So what do we glean from all of this? Obviously he does not think that he did anything wrong. Indeed he has the gall to defend his behaviour and therein lies my angst. I am a Canberra Raiders fan and have been since 1985: I continue to be astonished that he was allowed to remain in the game let alone rejoin a competing club some 4 weeks after he was sacked.
To add insult to injury whilst his removal is not “on” the NRL as Dugan suggests the fact that he remains in the game and obvious does not understand the gravity of his actions absolutely is “ON” the NRL. Given that the objective facts reported in the papers today do not go anywhere near supporting his delusions one wonders what steps will the NRL take to deal with said delusions?

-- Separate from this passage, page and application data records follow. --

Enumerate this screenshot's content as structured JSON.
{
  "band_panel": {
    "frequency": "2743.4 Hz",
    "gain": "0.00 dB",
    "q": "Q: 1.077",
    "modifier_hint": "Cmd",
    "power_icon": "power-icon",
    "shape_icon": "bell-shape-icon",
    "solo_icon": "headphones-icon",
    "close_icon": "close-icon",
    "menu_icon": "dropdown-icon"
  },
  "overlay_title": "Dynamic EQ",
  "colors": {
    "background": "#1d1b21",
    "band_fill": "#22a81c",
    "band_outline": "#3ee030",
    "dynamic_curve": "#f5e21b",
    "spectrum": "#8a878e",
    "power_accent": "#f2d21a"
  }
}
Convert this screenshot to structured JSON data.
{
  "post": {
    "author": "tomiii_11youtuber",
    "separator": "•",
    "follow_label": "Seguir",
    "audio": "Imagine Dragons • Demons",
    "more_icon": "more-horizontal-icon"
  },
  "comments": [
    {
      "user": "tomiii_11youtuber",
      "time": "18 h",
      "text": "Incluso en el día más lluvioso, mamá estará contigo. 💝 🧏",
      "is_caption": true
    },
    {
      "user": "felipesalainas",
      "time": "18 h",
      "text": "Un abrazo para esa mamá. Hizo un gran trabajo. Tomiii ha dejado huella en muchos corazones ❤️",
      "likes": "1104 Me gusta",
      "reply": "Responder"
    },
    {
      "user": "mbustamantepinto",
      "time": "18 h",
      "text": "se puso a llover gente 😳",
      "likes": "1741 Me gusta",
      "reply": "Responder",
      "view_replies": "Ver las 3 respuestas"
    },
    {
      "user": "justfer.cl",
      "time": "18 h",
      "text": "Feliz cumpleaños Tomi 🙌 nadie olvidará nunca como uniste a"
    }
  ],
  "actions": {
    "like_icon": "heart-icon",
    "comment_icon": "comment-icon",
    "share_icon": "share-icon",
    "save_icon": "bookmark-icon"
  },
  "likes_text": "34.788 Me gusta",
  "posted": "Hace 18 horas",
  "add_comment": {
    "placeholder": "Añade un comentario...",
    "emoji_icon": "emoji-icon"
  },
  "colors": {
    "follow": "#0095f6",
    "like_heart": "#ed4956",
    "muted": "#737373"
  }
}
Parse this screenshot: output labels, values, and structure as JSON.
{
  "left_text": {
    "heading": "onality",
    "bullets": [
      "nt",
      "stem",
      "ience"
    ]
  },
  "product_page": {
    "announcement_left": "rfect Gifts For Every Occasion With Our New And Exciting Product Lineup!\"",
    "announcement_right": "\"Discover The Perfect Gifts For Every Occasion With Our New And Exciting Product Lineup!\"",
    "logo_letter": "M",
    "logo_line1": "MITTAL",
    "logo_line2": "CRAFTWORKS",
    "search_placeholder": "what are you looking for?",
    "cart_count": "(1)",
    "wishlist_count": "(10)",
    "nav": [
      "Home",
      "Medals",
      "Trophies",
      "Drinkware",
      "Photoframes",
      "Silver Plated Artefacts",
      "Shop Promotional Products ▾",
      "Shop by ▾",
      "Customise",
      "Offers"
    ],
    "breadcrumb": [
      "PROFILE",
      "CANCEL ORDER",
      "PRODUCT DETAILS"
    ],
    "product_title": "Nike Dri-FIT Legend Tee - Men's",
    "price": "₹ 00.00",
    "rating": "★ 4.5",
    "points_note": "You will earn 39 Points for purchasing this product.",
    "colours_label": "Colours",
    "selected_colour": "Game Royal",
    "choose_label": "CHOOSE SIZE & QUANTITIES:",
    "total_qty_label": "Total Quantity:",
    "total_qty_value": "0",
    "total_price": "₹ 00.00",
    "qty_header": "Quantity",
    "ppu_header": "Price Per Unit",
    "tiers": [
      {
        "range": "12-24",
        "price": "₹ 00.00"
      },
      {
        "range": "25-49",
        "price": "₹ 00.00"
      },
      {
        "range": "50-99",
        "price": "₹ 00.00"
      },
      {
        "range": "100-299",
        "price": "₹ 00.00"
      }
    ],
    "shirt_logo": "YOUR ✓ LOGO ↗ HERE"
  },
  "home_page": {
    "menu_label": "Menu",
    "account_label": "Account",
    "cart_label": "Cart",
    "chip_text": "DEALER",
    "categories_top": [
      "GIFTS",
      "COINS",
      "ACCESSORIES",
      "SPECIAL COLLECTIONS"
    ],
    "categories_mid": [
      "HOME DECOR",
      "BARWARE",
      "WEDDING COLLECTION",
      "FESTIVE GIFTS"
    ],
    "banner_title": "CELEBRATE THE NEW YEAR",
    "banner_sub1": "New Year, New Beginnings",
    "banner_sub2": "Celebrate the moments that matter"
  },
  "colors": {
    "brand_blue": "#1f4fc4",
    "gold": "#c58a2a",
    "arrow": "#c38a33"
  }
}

Before I posit an answer, here are some of the objective facts:
Where Dugan suggest he was not allowed to speak in his defence he ignores that he was invited to a board meeting to plead his case but did not deign to attend the meeting.
Where Dugan suggests that the incident was nothing more than a couple of mates kicking back and having a drink, it has been widely reported that the drinking incident was the final straw in a long line of behavioural incidents. Indeed, as reported today, the Raiders sent a dossier of incidents to the NRL containing details of 18 infringements, five of which involved police.
In the face of those objective facts the NRL still deigned to allow him to remain in the game. That is entirely up to them obviously but given the delusions of the man that the NRL have inexplicably sought to protect in circumstances where they have not protected others (Carney and Monaghan from the same club in fact) and the damage that this fiasco continues to do to the game: should they now step in and actually take further action?
I think they absolutely should look at Dugan’s continued place in the game. His conduct before and at the time of his sacking from the Raiders was frankly bad enough BUT his absolute lack of contrition for his actions, delusion or otherwise, has to warrant action by the NRL. Any fair minded supporter of the game must be thinking the same thing: if nothing else because of the manifest injustice that has been done in not punishing Dugan as they did others in similar circumstances. AND lets not forget the damage this is doing to the game.
Of course we all know the NRL will do nothing: Dugan is a newly anointed State of Origin star and puts bums on seats and is, it would seem, a protected species. One wonders what it will actually take for the NRL to do something about Dugan’s conduct and how much more damage he will do to the game in the meantime.